If passed, the reform would eliminate many business deductions, such as the educational assistance deduction to employees, exclusion for employee achievement awards, exclusion for dependent care assistance programs, exclusion for qualified moving expense reimbursement, exclusion for adoption assistance programs, domestic production activities deduction, deductions for entertainment or recreation activities, and would limit like-kind exchanges to real property transactions. Many credits would be repealed as well, such as for clinical testing expenses for certain drugs for rare diseases or conditions, employer-provided child care credit, the rehabilitation credit, the work opportunity tax credit, the new markets tax credit and the credit for expenditures to provide access to disabled individuals.
If there is a plan to make any such expenditures early next year, such as reimbursing some employees for a fall semester class at University of Cincinnati, or adding disability access to a building, owners might consider whether to accelerate the expenditure to ensure the credit or deduction. So exchange that fleet of cars, give out those employee achievement awards and hold the big holiday party in 2017 like it’s 1999!
Business Interest Limitations
If passed, every business, regardless of its form, would be subject to a disallowance of a deduction for net interest expense in excess of 30% of the business’s adjusted taxable income. Small businesses with average gross receipts of $25 million or less would be exempt from the interest limitation rules. With interest rates low, this may not have a strong immediate impact, but would discourage overuse of debt-financing for middle market businesses.

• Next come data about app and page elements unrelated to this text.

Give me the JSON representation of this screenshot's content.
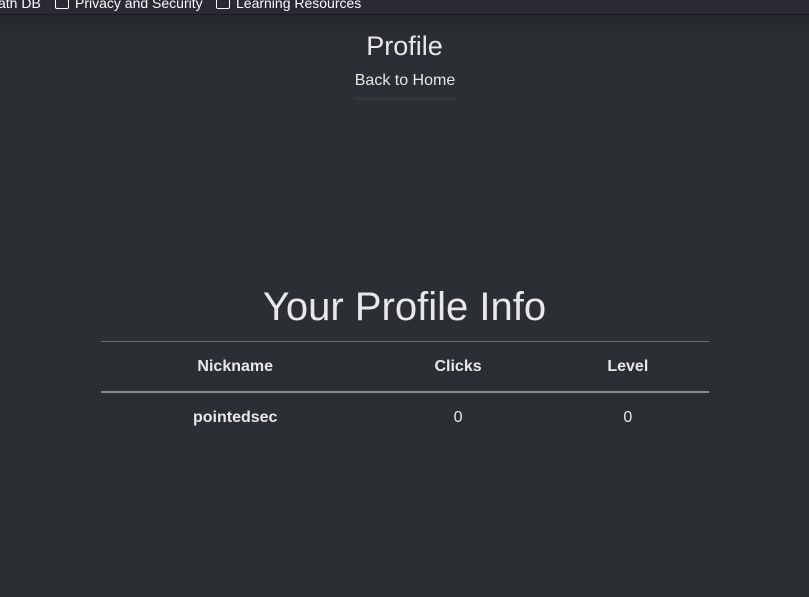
{
  "bookmarks": [
    {
      "label": "ath DB",
      "icon": "none"
    },
    {
      "label": "Privacy and Security",
      "icon": "folder-icon"
    },
    {
      "label": "Learning Resources",
      "icon": "folder-icon"
    }
  ],
  "header": {
    "title": "Profile",
    "back_link": "Back to Home"
  },
  "main": {
    "heading": "Your Profile Info",
    "table": {
      "columns": [
        "Nickname",
        "Clicks",
        "Level"
      ],
      "rows": [
        [
          "pointedsec",
          "0",
          "0"
        ]
      ]
    }
  },
  "colors": {
    "page_background": "#2b2e32",
    "text": "#e8e8e8",
    "bookmarks_bar": "#2b2a33"
  }
}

Increased Cost Recovery and Section 179 Expensing
If passed, the limitation on the amount that could be expensed under Section 179 (tangible personal property, certain off-the-shelf computer software, qualified leasehold improvement property, qualified restaurant property, and qualified retail improvement property) would be increased to $5 million (from the current $500,000), and the phase-out amount would be increased to $20 million (from the current $2 million).

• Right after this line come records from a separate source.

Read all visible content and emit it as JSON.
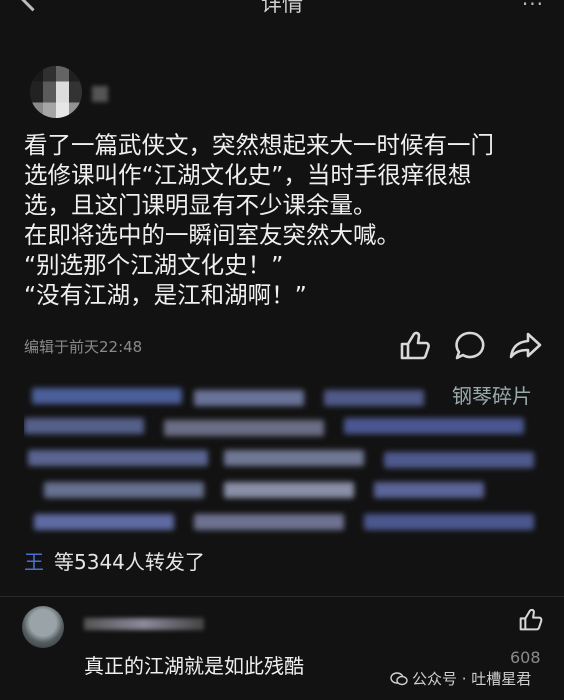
{
  "header": {
    "title": "详情",
    "more": "···"
  },
  "post": {
    "lines": [
      "看了一篇武侠文，突然想起来大一时候有一门",
      "选修课叫作“江湖文化史”，当时手很痒很想",
      "选，且这门课明显有不少课余量。",
      "在即将选中的一瞬间室友突然大喊。",
      "“别选那个江湖文化史！”",
      "“没有江湖，是江和湖啊！”"
    ],
    "edit_time": "编辑于前天22:48"
  },
  "actions": {
    "like": "like-icon",
    "comment": "comment-icon",
    "share": "share-icon"
  },
  "blurred": {
    "fragment1": "钢琴碎片"
  },
  "repost": {
    "name": "王",
    "text": "等5344人转发了"
  },
  "comment": {
    "text": "真正的江湖就是如此残酷",
    "likes": "608"
  },
  "watermark": {
    "text": "公众号 · 吐槽星君"
  }
}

This article only scratches the surface of a very substantial attempted overhaul of the tax code applicable to businesses. Deferring income into the following year is nearly always good planning, but may be much more so this year if reform is passed. That said, significant changes to the bill, or even failure of passage, are altogether possible. There are dozens, if not hundreds of special-interest and not-so-special interest groups that vehemently oppose portions of the bill, or even its overall effect on the deficit. So, keep your powder dry and your planning flexible. It’s going to be an interesting 2018 for business owners and their tax professionals!
ABOUT THE AUTHOR
Edwin Morrow, J.D., LL.M., MBA, CFP®, RFC® is a board certified specialist in estate planning and trust law through the Ohio State Bar Association. He is currently the Director of Wealth Transfer and Tax Strategies for the Family Wealth Advisory Group at Key Private Bank. Ed works with family wealth financial advisory and trust teams nationwide, assisting with in-depth reviews of high net worth clients’ estate, trust, asset protection and tax planning. Prior to joining Key Bank in 2005, Ed was in private law practice in Cincinnati, Ohio, concentrating in taxation, probate, estate and business planning.
Ed can be reached by phone (937) 285-5343 or by e-mail at [email protected]